The Lost Child
Sometimes I sit and ponder how my life would have been without the rough beginnings. How it would have been to be a child who lived in a house without a father who came home drunk or a mother who didn’t die of cancer at such a young age. I sit and think about all the times that the police came to our house, the times that I brought my mother tissues as she sobbed, hiding between the wall and the bookcase as fighting filled the air. I got good at becoming invisible because that is what I truly wanted to be. I would go to school with children who had loving, stable homes and I would wonder if they were ever scared to shut their eyes at night like I was.
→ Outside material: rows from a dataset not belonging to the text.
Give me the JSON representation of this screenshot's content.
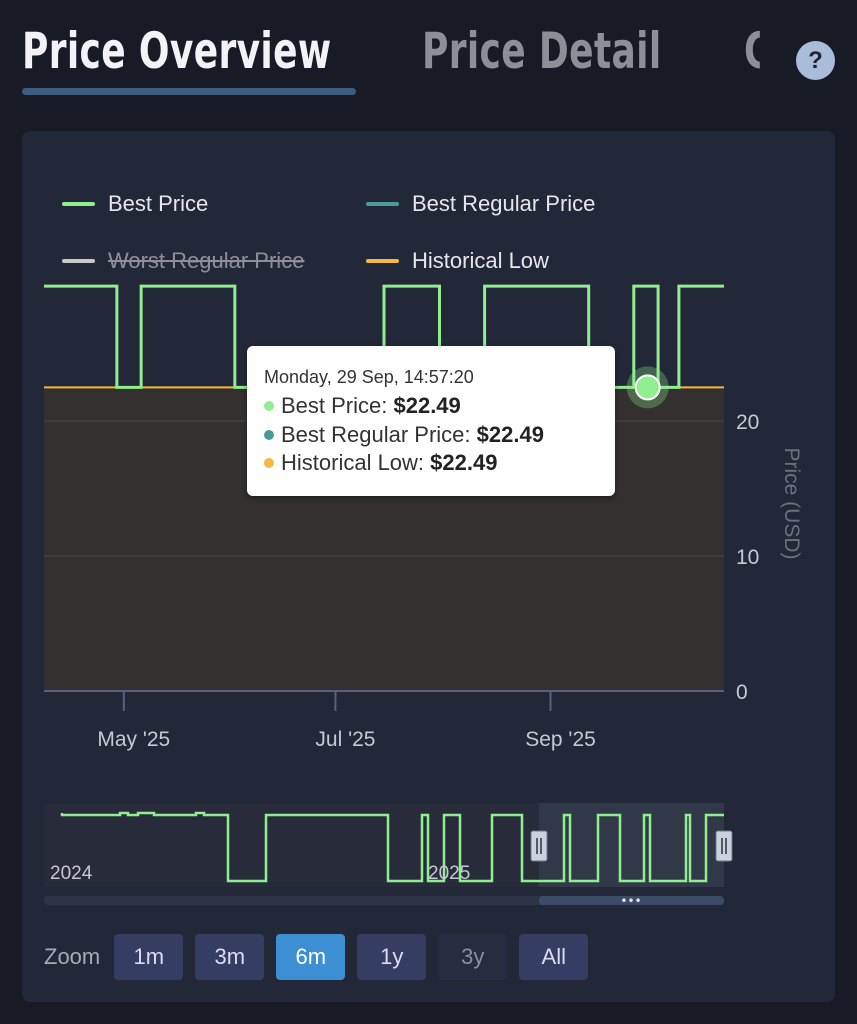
{
  "tabs": [
    {
      "label": "Price Overview",
      "active": true
    },
    {
      "label": "Price Detail",
      "active": false
    },
    {
      "label": "C",
      "active": false
    }
  ],
  "help_label": "?",
  "legend": [
    {
      "label": "Best Price",
      "color": "#90ee90",
      "visible": true
    },
    {
      "label": "Best Regular Price",
      "color": "#4a9a9a",
      "visible": true
    },
    {
      "label": "Worst Regular Price",
      "color": "#c8c8c8",
      "visible": false
    },
    {
      "label": "Historical Low",
      "color": "#f4b942",
      "visible": true
    }
  ],
  "tooltip": {
    "header": "Monday, 29 Sep, 14:57:20",
    "rows": [
      {
        "label": "Best Price: ",
        "value": "$22.49",
        "color": "#90ee90"
      },
      {
        "label": "Best Regular Price: ",
        "value": "$22.49",
        "color": "#4a9a9a"
      },
      {
        "label": "Historical Low: ",
        "value": "$22.49",
        "color": "#f4b942"
      }
    ]
  },
  "chart_data": {
    "type": "line",
    "step": true,
    "x_range": [
      "2025-04-08",
      "2025-10-21"
    ],
    "ylim": [
      0,
      30
    ],
    "ylabel": "Price (USD)",
    "y_ticks": [
      0,
      10,
      20
    ],
    "x_ticks": [
      {
        "date": "2025-05-01",
        "label": "May '25"
      },
      {
        "date": "2025-07-01",
        "label": "Jul '25"
      },
      {
        "date": "2025-09-01",
        "label": "Sep '25"
      }
    ],
    "grid": true,
    "legend_position": "top",
    "series": [
      {
        "name": "Best Price",
        "color": "#90ee90",
        "points": [
          [
            "2025-04-08",
            29.99
          ],
          [
            "2025-04-29",
            22.49
          ],
          [
            "2025-05-06",
            29.99
          ],
          [
            "2025-06-02",
            22.49
          ],
          [
            "2025-07-15",
            29.99
          ],
          [
            "2025-07-31",
            22.49
          ],
          [
            "2025-08-13",
            29.99
          ],
          [
            "2025-09-12",
            22.49
          ],
          [
            "2025-09-25",
            29.99
          ],
          [
            "2025-10-02",
            22.49
          ],
          [
            "2025-10-08",
            29.99
          ],
          [
            "2025-10-21",
            29.99
          ]
        ]
      },
      {
        "name": "Historical Low",
        "color": "#f4b942",
        "points": [
          [
            "2025-04-08",
            22.49
          ],
          [
            "2025-10-21",
            22.49
          ]
        ]
      }
    ],
    "highlight": {
      "date": "2025-09-29",
      "value": 22.49
    },
    "navigator": {
      "labels": [
        "2024",
        "2025"
      ],
      "selection": [
        "2025-04-08",
        "2025-10-21"
      ]
    }
  },
  "zoom": {
    "label": "Zoom",
    "buttons": [
      {
        "label": "1m",
        "state": "normal"
      },
      {
        "label": "3m",
        "state": "normal"
      },
      {
        "label": "6m",
        "state": "active"
      },
      {
        "label": "1y",
        "state": "normal"
      },
      {
        "label": "3y",
        "state": "disabled"
      },
      {
        "label": "All",
        "state": "normal"
      }
    ]
  }
}
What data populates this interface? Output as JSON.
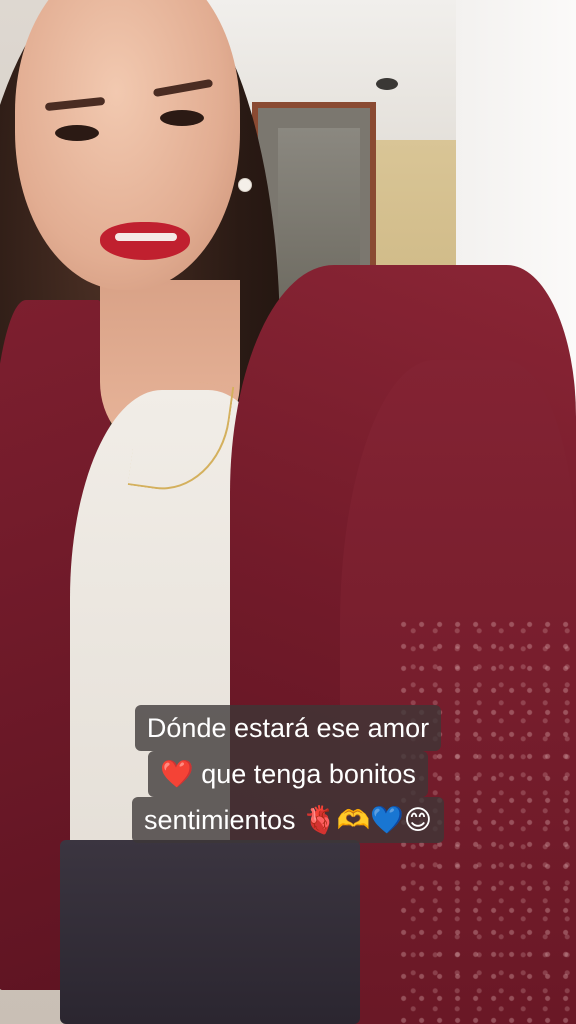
{
  "caption": {
    "line1": "Dónde estará ese amor",
    "line2": "❤️ que tenga bonitos",
    "line3": "sentimientos 🫀🫶💙😊"
  },
  "colors": {
    "cardigan": "#7a1d2c",
    "caption_bg": "#3c3737",
    "caption_text": "#ffffff"
  }
}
Living in such a volatile environment made me grow up fast, too fast. When other children were playing without a care in the world, I was monitoring what type of mood my father and mother were in and whether or not I needed to hide. When those children were thinking about going to dances, I was preparing insulin injections for my mother as she lie dying. As my classmates were going on dates I was trying to stay alive in the foster care system.
Where did my carefree childhood days go? Why did I never get to experience that normal life? I used to think that I must have somehow deserved to be given the hand that I was dealt, but I never could figure out why. I tried to be a good child, make everything alright and yet things never changed. I graduated high school with those children that I envied so much and as they were fleshed faced and ready to begin an exciting new chapter in their lives I felt as though I had already been alive for a thousand years. They hoped to get into a great college and I just hoped that I could make a good life for myself. One that was stable and without abuse. I felt so old.
The scars of my childhood and all the abuse are still present sometimes no matter how hard I try to put them aside. It is like they are engraved on the inside of me, lurking just under the surface, waiting for a quiet night so that they can haunt my dreams. I mourn for the list child who never really got a childhood. I try to be thankful that I learned courage and a strength that can handle any troubled times, but I still long to have been one of the little girls with the light of happiness in their eyes.